Page and application data records:
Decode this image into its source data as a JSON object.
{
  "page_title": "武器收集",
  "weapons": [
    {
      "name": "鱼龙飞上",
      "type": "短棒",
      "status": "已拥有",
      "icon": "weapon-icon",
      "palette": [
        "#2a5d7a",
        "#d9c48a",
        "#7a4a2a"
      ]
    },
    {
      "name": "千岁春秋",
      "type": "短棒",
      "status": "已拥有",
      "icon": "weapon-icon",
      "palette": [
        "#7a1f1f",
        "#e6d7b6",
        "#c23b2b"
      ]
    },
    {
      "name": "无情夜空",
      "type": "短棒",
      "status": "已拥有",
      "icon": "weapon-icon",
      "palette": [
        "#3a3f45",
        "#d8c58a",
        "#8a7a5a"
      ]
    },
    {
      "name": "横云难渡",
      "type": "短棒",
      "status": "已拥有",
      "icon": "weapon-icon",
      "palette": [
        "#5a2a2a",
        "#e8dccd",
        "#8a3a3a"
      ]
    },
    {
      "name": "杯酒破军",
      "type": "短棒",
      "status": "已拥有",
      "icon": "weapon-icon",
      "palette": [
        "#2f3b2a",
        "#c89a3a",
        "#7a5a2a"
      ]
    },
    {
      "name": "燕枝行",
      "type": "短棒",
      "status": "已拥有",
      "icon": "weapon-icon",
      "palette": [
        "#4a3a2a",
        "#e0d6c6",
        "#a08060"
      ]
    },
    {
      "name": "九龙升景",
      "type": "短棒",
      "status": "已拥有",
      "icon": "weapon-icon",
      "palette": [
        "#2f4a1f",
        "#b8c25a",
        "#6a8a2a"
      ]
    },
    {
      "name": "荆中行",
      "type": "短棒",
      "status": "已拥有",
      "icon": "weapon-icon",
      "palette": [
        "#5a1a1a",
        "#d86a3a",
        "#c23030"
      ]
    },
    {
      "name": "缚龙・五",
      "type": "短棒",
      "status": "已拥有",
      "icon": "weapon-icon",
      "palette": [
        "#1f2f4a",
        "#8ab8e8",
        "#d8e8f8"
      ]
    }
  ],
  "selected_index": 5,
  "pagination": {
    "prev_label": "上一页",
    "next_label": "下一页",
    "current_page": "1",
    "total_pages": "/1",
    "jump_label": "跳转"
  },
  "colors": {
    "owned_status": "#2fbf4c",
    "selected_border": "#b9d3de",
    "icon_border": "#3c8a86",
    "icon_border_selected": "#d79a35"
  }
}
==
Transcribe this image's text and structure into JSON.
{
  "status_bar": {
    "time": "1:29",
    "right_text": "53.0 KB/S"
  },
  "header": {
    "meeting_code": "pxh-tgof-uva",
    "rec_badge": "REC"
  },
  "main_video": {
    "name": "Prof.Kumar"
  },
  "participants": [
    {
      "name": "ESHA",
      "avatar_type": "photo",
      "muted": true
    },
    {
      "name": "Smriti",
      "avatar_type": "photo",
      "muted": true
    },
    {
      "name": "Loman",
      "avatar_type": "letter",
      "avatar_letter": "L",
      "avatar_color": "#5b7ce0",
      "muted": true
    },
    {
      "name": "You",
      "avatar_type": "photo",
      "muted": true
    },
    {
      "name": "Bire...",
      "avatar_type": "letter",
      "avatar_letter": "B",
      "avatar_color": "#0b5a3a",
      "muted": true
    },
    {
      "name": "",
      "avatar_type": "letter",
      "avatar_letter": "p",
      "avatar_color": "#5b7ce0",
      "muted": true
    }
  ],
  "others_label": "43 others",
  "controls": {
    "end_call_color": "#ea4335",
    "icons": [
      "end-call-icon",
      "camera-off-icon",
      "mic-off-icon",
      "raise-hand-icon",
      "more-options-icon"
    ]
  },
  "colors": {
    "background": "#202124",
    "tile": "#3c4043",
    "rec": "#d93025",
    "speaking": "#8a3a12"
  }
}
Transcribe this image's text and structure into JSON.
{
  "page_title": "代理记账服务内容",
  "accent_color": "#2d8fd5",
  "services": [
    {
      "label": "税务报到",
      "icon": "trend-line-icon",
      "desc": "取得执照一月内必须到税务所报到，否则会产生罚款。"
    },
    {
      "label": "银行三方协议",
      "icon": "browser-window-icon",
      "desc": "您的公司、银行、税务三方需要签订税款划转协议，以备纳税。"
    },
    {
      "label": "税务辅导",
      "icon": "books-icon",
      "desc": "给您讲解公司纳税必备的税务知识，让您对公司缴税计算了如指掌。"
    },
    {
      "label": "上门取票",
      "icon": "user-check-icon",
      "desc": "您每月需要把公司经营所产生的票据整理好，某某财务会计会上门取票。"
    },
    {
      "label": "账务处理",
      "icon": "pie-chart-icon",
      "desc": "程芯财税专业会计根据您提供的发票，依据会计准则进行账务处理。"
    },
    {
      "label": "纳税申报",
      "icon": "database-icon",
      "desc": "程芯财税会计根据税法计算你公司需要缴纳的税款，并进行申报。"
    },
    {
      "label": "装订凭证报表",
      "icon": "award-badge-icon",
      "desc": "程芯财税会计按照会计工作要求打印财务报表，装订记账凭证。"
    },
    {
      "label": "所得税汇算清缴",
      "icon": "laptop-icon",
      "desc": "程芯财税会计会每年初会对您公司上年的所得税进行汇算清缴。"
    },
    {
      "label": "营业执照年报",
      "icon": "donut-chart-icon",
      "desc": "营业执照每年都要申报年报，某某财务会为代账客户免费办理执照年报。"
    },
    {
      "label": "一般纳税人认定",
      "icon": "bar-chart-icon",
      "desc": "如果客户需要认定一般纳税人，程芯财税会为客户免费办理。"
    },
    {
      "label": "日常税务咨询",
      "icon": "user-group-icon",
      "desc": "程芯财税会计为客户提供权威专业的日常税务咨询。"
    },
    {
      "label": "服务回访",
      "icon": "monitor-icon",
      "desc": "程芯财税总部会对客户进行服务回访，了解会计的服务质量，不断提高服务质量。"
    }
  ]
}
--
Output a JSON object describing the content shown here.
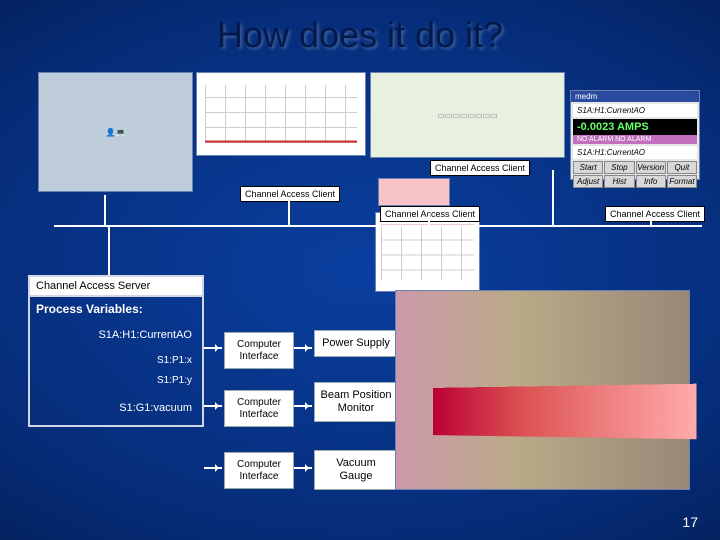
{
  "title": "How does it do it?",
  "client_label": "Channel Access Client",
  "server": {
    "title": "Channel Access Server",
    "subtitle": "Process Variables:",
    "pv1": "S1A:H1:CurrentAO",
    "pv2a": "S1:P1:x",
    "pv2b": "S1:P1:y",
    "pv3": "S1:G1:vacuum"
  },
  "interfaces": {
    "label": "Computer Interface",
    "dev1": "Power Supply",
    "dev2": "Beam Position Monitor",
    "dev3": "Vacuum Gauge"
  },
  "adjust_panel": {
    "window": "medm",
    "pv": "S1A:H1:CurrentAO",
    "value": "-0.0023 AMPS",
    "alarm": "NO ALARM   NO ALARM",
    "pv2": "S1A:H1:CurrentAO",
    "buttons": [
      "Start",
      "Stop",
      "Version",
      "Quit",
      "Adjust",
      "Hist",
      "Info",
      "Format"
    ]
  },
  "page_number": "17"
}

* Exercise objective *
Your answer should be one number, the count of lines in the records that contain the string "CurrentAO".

* Result *
3